That holds as true as ever heading into the 2009 season.
In pursuit of a fifth American League West title in six years, the Angels will go with four high-level starters developed in their system: John Lackey, Ervin Santana, Joe Saunders and Jered Weaver. Only Weaver, whose potential is vast, has not made an AL All-Star team in the past two seasons.
The fifth component in the 2008 rotation, Jon Garland, is listening to free-agent offers after declining an Angels arbitration offer.
Garland was acquired last winter from the White Sox for shortstop Orlando Cabrera, also a free agent. The swap paid dividends in Garland's 14 wins and 196 2/3 innings, his team going 20-12 in his starts. But the Angels do not appear inclined to replace him with another veteran arm via free agency or the trade market.
"We're not looking to make a deal at this moment," general manager Tony Reagins said. "We're comfortable with what we have. We're going to give these guys an opportunity to pitch."
A swift recovery from shoulder surgery by Kelvim Escobar would solve everything, but the tenacious veteran is not expected to be ready for game conditions until sometime after the All-Star break.
The Angels will be careful not to rush him, but if Escobar returns anywhere close to his 2007 form, when he was 18-7 with a 3.40 ERA, they could have the game's deepest and best rotation heading down the stretch.
With Escobar a question mark, the No. 5 slot is open to a wide range of candidates led by Dustin Moseley, the club's emergency starter the past two seasons.
Also in the hunt are Shane Loux, Nick Adenhart, Nick Green and Anthony Ortega.
Moseley needs no introduction to Angels fans. The 27-year-old Arkansas native, acquired from the Reds in exchange for Ramon Ortiz after the 2004 season, has made a total of 18 starts the past two seasons, with some impressive results.
After going 1-1 with a 4.20 ERA in eight starts in 2007, Moseley needed postseason surgery to alleviate pressure on his right ulna nerve. He never found a groove in 2008, making 10 starts (and two relief appearances) for the Angels with a 2-4 record and 6.79 ERA.

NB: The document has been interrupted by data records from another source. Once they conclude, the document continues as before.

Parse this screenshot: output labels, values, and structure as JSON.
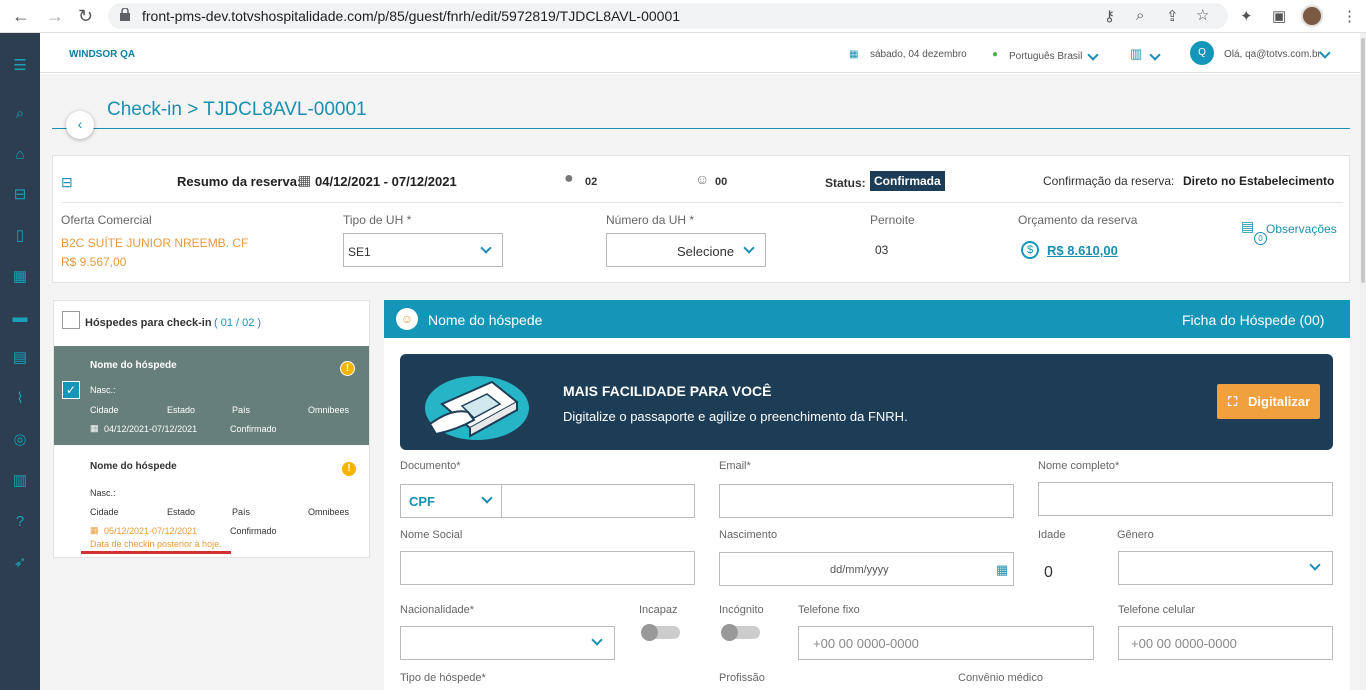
{
  "browser": {
    "url": "front-pms-dev.totvshospitalidade.com/p/85/guest/fnrh/edit/5972819/TJDCL8AVL-00001"
  },
  "topbar": {
    "brand": "WINDSOR QA",
    "date": "sábado, 04 dezembro",
    "language": "Português Brasil",
    "user_initial": "Q",
    "greeting": "Olá, qa@totvs.com.br"
  },
  "page": {
    "title": "Check-in > TJDCL8AVL-00001"
  },
  "reservation": {
    "summary_label": "Resumo da reserva:",
    "dates": "04/12/2021 - 07/12/2021",
    "adults": "02",
    "children": "00",
    "status_label": "Status:",
    "status": "Confirmada",
    "confirmation_label": "Confirmação da reserva:",
    "confirmation_value": "Direto no Estabelecimento",
    "offer_label": "Oferta Comercial",
    "offer_name": "B2C SUÍTE JUNIOR NREEMB. CF",
    "offer_price": "R$ 9.567,00",
    "uh_type_label": "Tipo de UH *",
    "uh_type": "SE1",
    "uh_number_label": "Número da UH *",
    "uh_number": "Selecione",
    "nights_label": "Pernoite",
    "nights": "03",
    "budget_label": "Orçamento da reserva",
    "budget": "R$ 8.610,00",
    "notes_count": "0",
    "notes_label": "Observações"
  },
  "guests": {
    "header": "Hóspedes para check-in",
    "count": "( 01 / 02 )",
    "items": [
      {
        "name": "Nome do hóspede",
        "birth": "Nasc.:",
        "city": "Cidade",
        "state": "Estado",
        "country": "País",
        "omni": "Omnibees",
        "dates": "04/12/2021-07/12/2021",
        "status": "Confirmado"
      },
      {
        "name": "Nome do hóspede",
        "birth": "Nasc.:",
        "city": "Cidade",
        "state": "Estado",
        "country": "País",
        "omni": "Omnibees",
        "dates": "05/12/2021-07/12/2021",
        "status": "Confirmado",
        "warning": "Data de checkin posterior à hoje."
      }
    ]
  },
  "form": {
    "header_name": "Nome do hóspede",
    "header_right": "Ficha do Hóspede (00)",
    "promo_title": "MAIS FACILIDADE PARA VOCÊ",
    "promo_text": "Digitalize o passaporte e agilize o preenchimento da FNRH.",
    "scan_button": "Digitalizar",
    "document_label": "Documento*",
    "document_type": "CPF",
    "email_label": "Email*",
    "fullname_label": "Nome completo*",
    "social_label": "Nome Social",
    "birth_label": "Nascimento",
    "birth_placeholder": "dd/mm/yyyy",
    "age_label": "Idade",
    "age_value": "0",
    "gender_label": "Gênero",
    "nationality_label": "Nacionalidade*",
    "incapaz_label": "Incapaz",
    "incognito_label": "Incógnito",
    "phone_label": "Telefone fixo",
    "phone_placeholder": "+00 00 0000-0000",
    "mobile_label": "Telefone celular",
    "mobile_placeholder": "+00 00 0000-0000",
    "guest_type_label": "Tipo de hóspede*",
    "profession_label": "Profissão",
    "health_label": "Convênio médico"
  },
  "colors": {
    "accent": "#1496b9",
    "sidebar": "#2c3e50",
    "orange": "#e89a3c",
    "warning_red": "#d32f2f"
  }
}
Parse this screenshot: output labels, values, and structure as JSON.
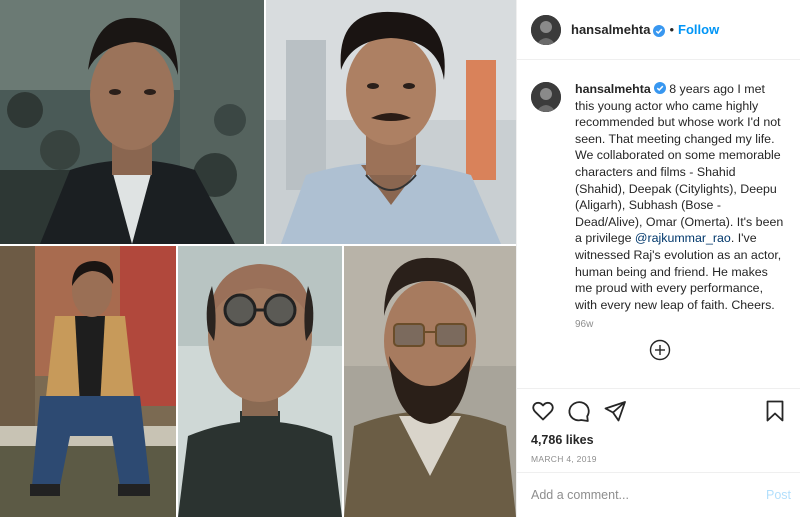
{
  "post": {
    "username": "hansalmehta",
    "dot": "•",
    "follow_label": "Follow",
    "caption": {
      "username": "hansalmehta",
      "text_before_mention": "8 years ago I met this young actor who came highly recommended but whose work I'd not seen. That meeting changed my life. We collaborated on some memorable characters and films - Shahid (Shahid), Deepak (Citylights), Deepu (Aligarh), Subhash (Bose -Dead/Alive), Omar (Omerta). It's been a privilege ",
      "mention": "@rajkummar_rao",
      "text_after_mention": ". I've witnessed Raj's evolution as an actor, human being and friend. He makes me proud with every performance, with every new leap of faith. Cheers.",
      "time_ago": "96w"
    },
    "likes": "4,786 likes",
    "date": "MARCH 4, 2019",
    "comment": {
      "placeholder": "Add a comment...",
      "value": "",
      "post_label": "Post"
    }
  },
  "icons": {
    "verified": "verified-badge-icon",
    "load_more": "plus-circle-icon",
    "like": "heart-icon",
    "comment": "comment-icon",
    "share": "paper-plane-icon",
    "save": "bookmark-icon"
  },
  "colors": {
    "accent": "#0095f6",
    "mention": "#00376b",
    "muted": "#8e8e8e",
    "post_disabled": "#b2dffc",
    "divider": "#efefef"
  }
}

Moseley had two dismal outings (against the A's and White Sox) that inflated his ERA, but he also delivered handsomely on several occasions. He delivered a win in Oakland subbing for Saunders right before the All-Star break, and the Angels were 6-4 in his starts.
When he's on his game, Moseley unleashes a two-seam fastball with excellent late movement, complemented by an assortment of off-speed stuff. His style is similar to Garland's. More than a year removed from his surgery, he should be stronger and more confident in his ability to cut loose this spring.
Loux, a 29-year-old native of Rapid City, S.D., hasn't made a Major League start since 2003 with the Tigers but left a positive impression on Angels brass with his 2.81 ERA in seven relief appearances and strong effort at Triple-A Salt Lake in 2008.
Loux, a big man at 6-foot-2 and 235 pounds, is 1-4 with a 6.41 ERA in 21 Major League appearances, seven as a starter. He was 12-6 with a 3.98 ERA in 22 starts last season in the Pacific Coast League, known as a hitters' haven.
Adenhart, pressed into service by the Angels on May 1 against the A's, was uncharacteristically wild in his Major League debut, walking five men and yielding five earned runs in two-plus innings. He improved in two ensuing starts, capturing a win against the White Sox with 5 2/3 innings on May 12 before he was returned to Salt Lake.
While he didn't perform as anticipated in Salt Lake (9-13, 5.76 ERA, 26 starts), Adenhart remains a premium prospect. At 22, 6-3 and 185 pounds with superior stuff and a smooth, effortless delivery, the Maryland native could put it all together and enhance the Angels' rotation for years to come.
Green, a 6-4, 200-pound strike-thrower from Tifton, Ga., has gradually climbed the organizational ladder, stride for stride with Adenhart.
Green outperformed his good buddy in Salt Lake, going 8-8 with a 5.32 ERA in 28 starts. The Angels like Green's poise and toughness and will give him every opportunity to show he belongs.
Out of the organizational shadows in 2008 stepped Ortega, a 23-year-old Venezuelan with high-octane stuff and the ability to put it in good spots, accumulating ground-ball outs.
After going 9-7 with a 3.73 ERA in 22 outings at Double-A Arkansas, Ortega was even better at Salt Lake, going 5-0 in six starts with a 2.52 ERA. He had 22 strikeouts against only six walks in 39 1/3 innings.
The Angels have an impressive group of potential starters considered at least a year away from making the big leap, including Sean O'Sullivan, Jordan Walden, Trevor Reckling and Will Smith.
Further down the road, Tyler Chatwood, Baudilio Lopez, Manaurys Correa and Ariel Pena are names to file away with lively arms and high ceilings.
Lyle Spencer is a reporter for MLB.com. This story was not subject to the approval of Major League Baseball or its clubs.